Task brief -
All entries need to be written out again exactly, without their pictures.

Information given -
=== Section Start ===
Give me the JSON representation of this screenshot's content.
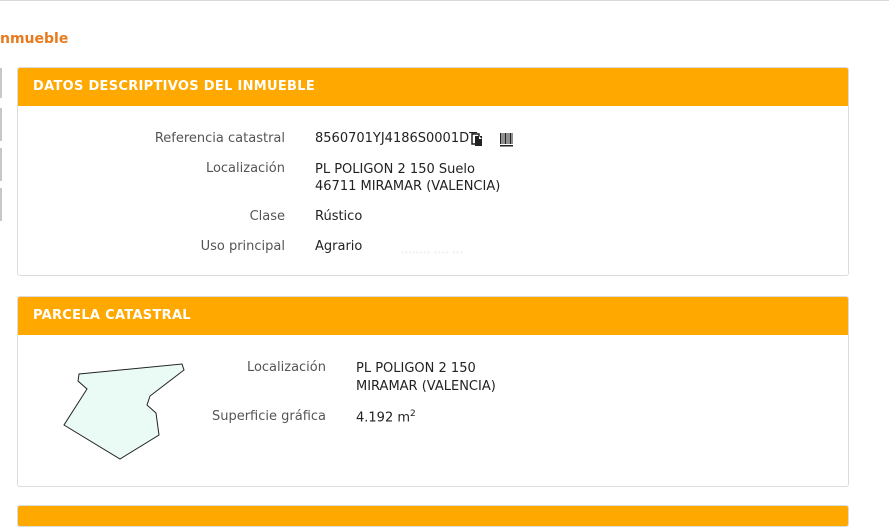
{
  "page": {
    "title": "nmueble"
  },
  "panel1": {
    "header": "DATOS DESCRIPTIVOS DEL INMUEBLE",
    "rows": [
      {
        "label": "Referencia catastral",
        "value": "8560701YJ4186S0001DT"
      },
      {
        "label": "Localización",
        "value": "PL POLIGON 2 150 Suelo\n46711 MIRAMAR (VALENCIA)"
      },
      {
        "label": "Clase",
        "value": "Rústico"
      },
      {
        "label": "Uso principal",
        "value": "Agrario"
      }
    ],
    "faded_text": "········ ···· ···"
  },
  "panel2": {
    "header": "PARCELA CATASTRAL",
    "rows": [
      {
        "label": "Localización",
        "value": "PL POLIGON 2 150\nMIRAMAR (VALENCIA)"
      },
      {
        "label": "Superficie gráfica",
        "value": "4.192 m",
        "unit_sup": "2"
      }
    ]
  },
  "icons": [
    "copy-icon",
    "barcode-icon"
  ],
  "colors": {
    "header_bg": "#ffa800",
    "title": "#e87a1e",
    "parcel_fill": "#eafaf4"
  }
}
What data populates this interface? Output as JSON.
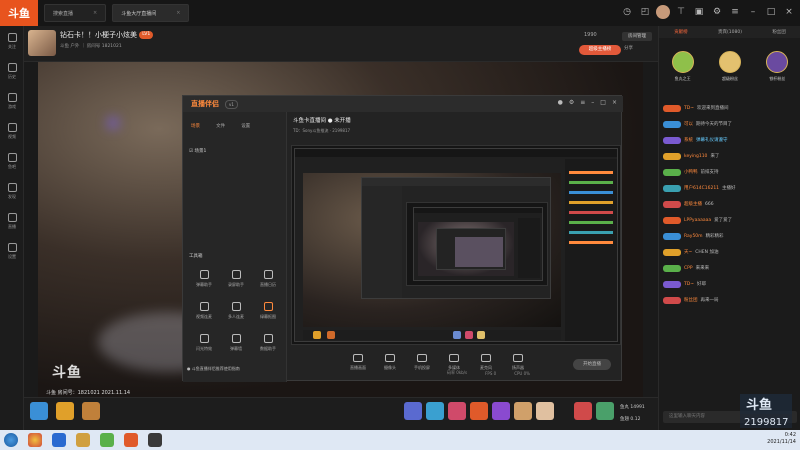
{
  "app": {
    "logo": "斗鱼"
  },
  "tabs": [
    {
      "label": "搜索直播",
      "close": "×"
    },
    {
      "label": "斗鱼大厅直播间",
      "close": "×"
    }
  ],
  "sidebar": [
    "关注",
    "历史",
    "游戏",
    "视频",
    "鱼吧",
    "发现",
    "直播",
    "设置"
  ],
  "room": {
    "title": "钻石卡！！小梗子小炫美",
    "meta": "斗鱼 户外 ｜ 房间号 1821021",
    "level": "LV1",
    "follow": "1990",
    "report": "房间管理",
    "hot": "超级主播榜",
    "share": "分享"
  },
  "video": {
    "signature": "斗鱼",
    "stamp": "斗鱼 房间号：1821021 2021.11.14"
  },
  "obs": {
    "logo": "直播伴侣",
    "version": "v1",
    "tabs": [
      "场景",
      "文件",
      "设置"
    ],
    "scene": "☑ 场景1",
    "tools_title": "工具箱",
    "tools": [
      "弹幕助手",
      "录屏助手",
      "直播日历",
      "视频连麦",
      "多人连麦",
      "绿幕抠图",
      "闪光特效",
      "弹幕墙",
      "数据助手"
    ],
    "bottom_tip": "● 斗鱼直播伴侣推荐使用指南",
    "right_title": "斗鱼卡直播间 ● 未开播",
    "right_sub": "TD：Sony斗鱼推流 · 2199817",
    "buttons": [
      "直播画面",
      "摄像头",
      "手机投屏",
      "多媒体",
      "麦克风",
      "扬声器"
    ],
    "start": "开始直播",
    "status": [
      "码率 0kb/s",
      "FPS 0",
      "CPU 0%"
    ]
  },
  "gifts": {
    "balance": "鱼丸 14991",
    "balance2": "鱼翅 0.12"
  },
  "chat": {
    "tabs": [
      "贡献榜",
      "贵宾(1080)",
      "粉丝团"
    ],
    "top3": [
      {
        "name": "鱼丸之王",
        "color": "#8fc04a"
      },
      {
        "name": "超级粉丝",
        "color": "#e3c16f"
      },
      {
        "name": "铁杆粉丝",
        "color": "#6a4aa0"
      }
    ],
    "messages": [
      {
        "user": "TD~",
        "text": "欢迎来到直播间",
        "lv": "#e05a2a"
      },
      {
        "user": "可以",
        "text": "期待今天的节目了",
        "lv": "#3a8fd6"
      },
      {
        "user": "系统",
        "text": "弹幕礼仪请遵守",
        "lv": "#7a5ad0"
      },
      {
        "user": "keying110",
        "text": "来了",
        "lv": "#e0a02a"
      },
      {
        "user": "小鸭鸭",
        "text": "前排支持",
        "lv": "#5ab04a"
      },
      {
        "user": "用户614C16211",
        "text": "主播好",
        "lv": "#3aa0b0"
      },
      {
        "user": "超级主播",
        "text": "666",
        "lv": "#d04a4a"
      },
      {
        "user": "LPPyaaaaaa",
        "text": "爱了爱了",
        "lv": "#e05a2a"
      },
      {
        "user": "Ray50m",
        "text": "精彩精彩",
        "lv": "#3a8fd6"
      },
      {
        "user": "天~",
        "text": "CHEN 加油",
        "lv": "#e0a02a"
      },
      {
        "user": "CPP",
        "text": "来来来",
        "lv": "#5ab04a"
      },
      {
        "user": "TD~",
        "text": "好耶",
        "lv": "#7a5ad0"
      },
      {
        "user": "粉丝团",
        "text": "再来一局",
        "lv": "#d04a4a"
      }
    ],
    "input_placeholder": "这里输入聊天内容",
    "room_number": "2199817"
  },
  "taskbar": {
    "time": "0:42",
    "date": "2021/11/14"
  }
}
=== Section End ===
Task response -
Give me the JSON representation of this screenshot's content.
{
  "page": {
    "title": "nmueble"
  },
  "panel1": {
    "header": "DATOS DESCRIPTIVOS DEL INMUEBLE",
    "rows": [
      {
        "label": "Referencia catastral",
        "value": "8560701YJ4186S0001DT"
      },
      {
        "label": "Localización",
        "value": "PL POLIGON 2 150 Suelo\n46711 MIRAMAR (VALENCIA)"
      },
      {
        "label": "Clase",
        "value": "Rústico"
      },
      {
        "label": "Uso principal",
        "value": "Agrario"
      }
    ],
    "faded_text": "········ ···· ···"
  },
  "panel2": {
    "header": "PARCELA CATASTRAL",
    "rows": [
      {
        "label": "Localización",
        "value": "PL POLIGON 2 150\nMIRAMAR (VALENCIA)"
      },
      {
        "label": "Superficie gráfica",
        "value": "4.192 m",
        "unit_sup": "2"
      }
    ]
  },
  "icons": [
    "copy-icon",
    "barcode-icon"
  ],
  "colors": {
    "header_bg": "#ffa800",
    "title": "#e87a1e",
    "parcel_fill": "#eafaf4"
  }
}
What data populates this interface? Output as JSON.
{
  "app": {
    "logo": "斗鱼"
  },
  "tabs": [
    {
      "label": "搜索直播",
      "close": "×"
    },
    {
      "label": "斗鱼大厅直播间",
      "close": "×"
    }
  ],
  "sidebar": [
    "关注",
    "历史",
    "游戏",
    "视频",
    "鱼吧",
    "发现",
    "直播",
    "设置"
  ],
  "room": {
    "title": "钻石卡！！小梗子小炫美",
    "meta": "斗鱼 户外 ｜ 房间号 1821021",
    "level": "LV1",
    "follow": "1990",
    "report": "房间管理",
    "hot": "超级主播榜",
    "share": "分享"
  },
  "video": {
    "signature": "斗鱼",
    "stamp": "斗鱼 房间号：1821021 2021.11.14"
  },
  "obs": {
    "logo": "直播伴侣",
    "version": "v1",
    "tabs": [
      "场景",
      "文件",
      "设置"
    ],
    "scene": "☑ 场景1",
    "tools_title": "工具箱",
    "tools": [
      "弹幕助手",
      "录屏助手",
      "直播日历",
      "视频连麦",
      "多人连麦",
      "绿幕抠图",
      "闪光特效",
      "弹幕墙",
      "数据助手"
    ],
    "bottom_tip": "● 斗鱼直播伴侣推荐使用指南",
    "right_title": "斗鱼卡直播间 ● 未开播",
    "right_sub": "TD：Sony斗鱼推流 · 2199817",
    "buttons": [
      "直播画面",
      "摄像头",
      "手机投屏",
      "多媒体",
      "麦克风",
      "扬声器"
    ],
    "start": "开始直播",
    "status": [
      "码率 0kb/s",
      "FPS 0",
      "CPU 0%"
    ]
  },
  "gifts": {
    "balance": "鱼丸 14991",
    "balance2": "鱼翅 0.12"
  },
  "chat": {
    "tabs": [
      "贡献榜",
      "贵宾(1080)",
      "粉丝团"
    ],
    "top3": [
      {
        "name": "鱼丸之王",
        "color": "#8fc04a"
      },
      {
        "name": "超级粉丝",
        "color": "#e3c16f"
      },
      {
        "name": "铁杆粉丝",
        "color": "#6a4aa0"
      }
    ],
    "messages": [
      {
        "user": "TD~",
        "text": "欢迎来到直播间",
        "lv": "#e05a2a"
      },
      {
        "user": "可以",
        "text": "期待今天的节目了",
        "lv": "#3a8fd6"
      },
      {
        "user": "系统",
        "text": "弹幕礼仪请遵守",
        "lv": "#7a5ad0"
      },
      {
        "user": "keying110",
        "text": "来了",
        "lv": "#e0a02a"
      },
      {
        "user": "小鸭鸭",
        "text": "前排支持",
        "lv": "#5ab04a"
      },
      {
        "user": "用户614C16211",
        "text": "主播好",
        "lv": "#3aa0b0"
      },
      {
        "user": "超级主播",
        "text": "666",
        "lv": "#d04a4a"
      },
      {
        "user": "LPPyaaaaaa",
        "text": "爱了爱了",
        "lv": "#e05a2a"
      },
      {
        "user": "Ray50m",
        "text": "精彩精彩",
        "lv": "#3a8fd6"
      },
      {
        "user": "天~",
        "text": "CHEN 加油",
        "lv": "#e0a02a"
      },
      {
        "user": "CPP",
        "text": "来来来",
        "lv": "#5ab04a"
      },
      {
        "user": "TD~",
        "text": "好耶",
        "lv": "#7a5ad0"
      },
      {
        "user": "粉丝团",
        "text": "再来一局",
        "lv": "#d04a4a"
      }
    ],
    "input_placeholder": "这里输入聊天内容",
    "room_number": "2199817"
  },
  "taskbar": {
    "time": "0:42",
    "date": "2021/11/14"
  }
}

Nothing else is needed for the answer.